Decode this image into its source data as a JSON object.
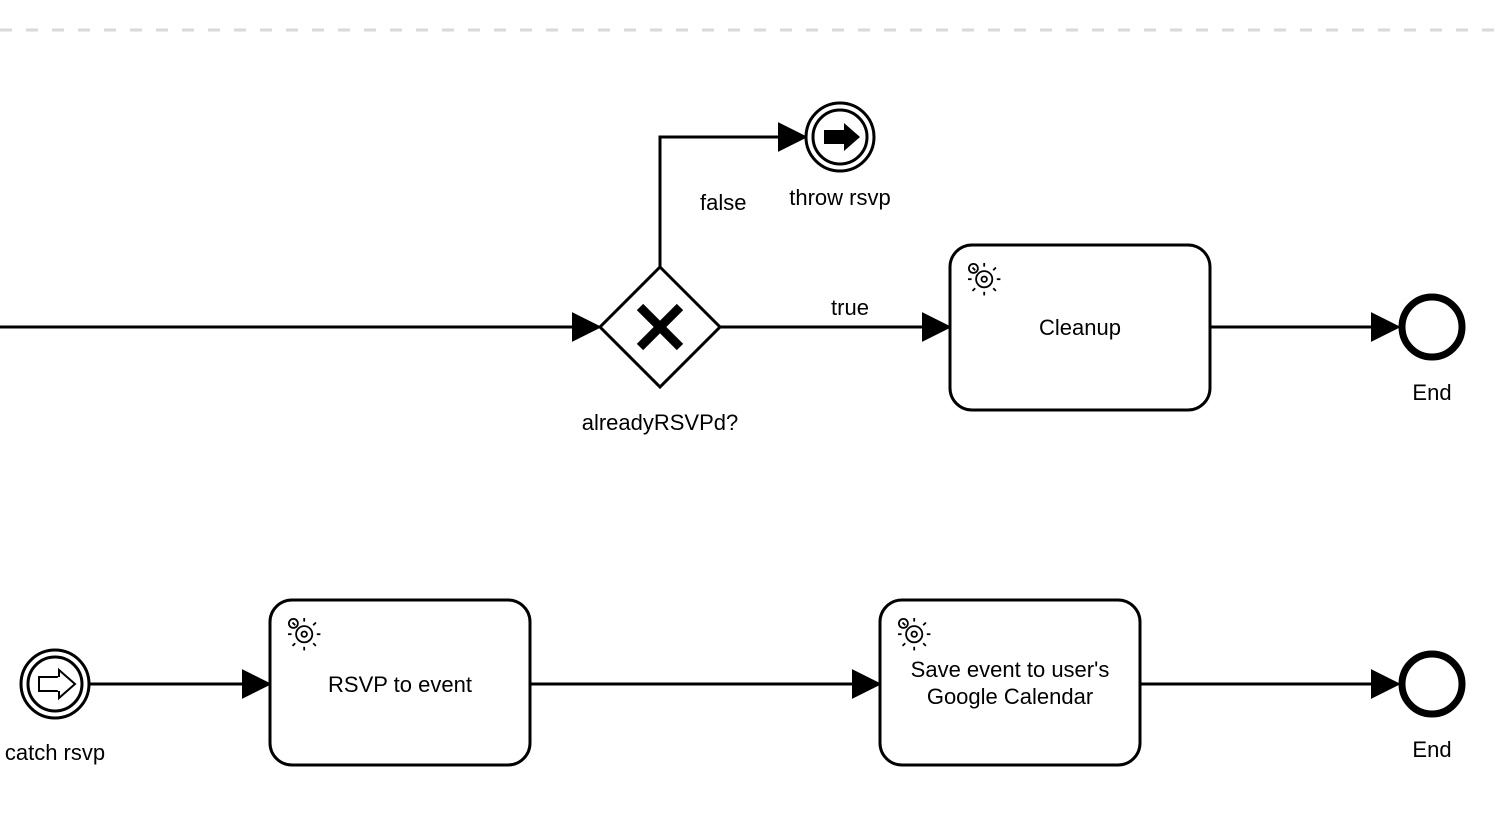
{
  "diagram": {
    "gateway": {
      "label": "alreadyRSVPd?"
    },
    "flows": {
      "false_label": "false",
      "true_label": "true"
    },
    "throw_event": {
      "label": "throw rsvp"
    },
    "task_cleanup": {
      "label": "Cleanup"
    },
    "end1": {
      "label": "End"
    },
    "catch_event": {
      "label": "catch rsvp"
    },
    "task_rsvp": {
      "label": "RSVP to event"
    },
    "task_save": {
      "label": "Save event to user's Google Calendar"
    },
    "end2": {
      "label": "End"
    }
  }
}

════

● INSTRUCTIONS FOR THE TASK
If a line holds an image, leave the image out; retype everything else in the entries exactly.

● SOLUTION FOR THIS PROBLEM
Decode this image into its source data as a JSON object.
{
  "diagram": {
    "gateway": {
      "label": "alreadyRSVPd?"
    },
    "flows": {
      "false_label": "false",
      "true_label": "true"
    },
    "throw_event": {
      "label": "throw rsvp"
    },
    "task_cleanup": {
      "label": "Cleanup"
    },
    "end1": {
      "label": "End"
    },
    "catch_event": {
      "label": "catch rsvp"
    },
    "task_rsvp": {
      "label": "RSVP to event"
    },
    "task_save": {
      "label": "Save event to user's Google Calendar"
    },
    "end2": {
      "label": "End"
    }
  }
}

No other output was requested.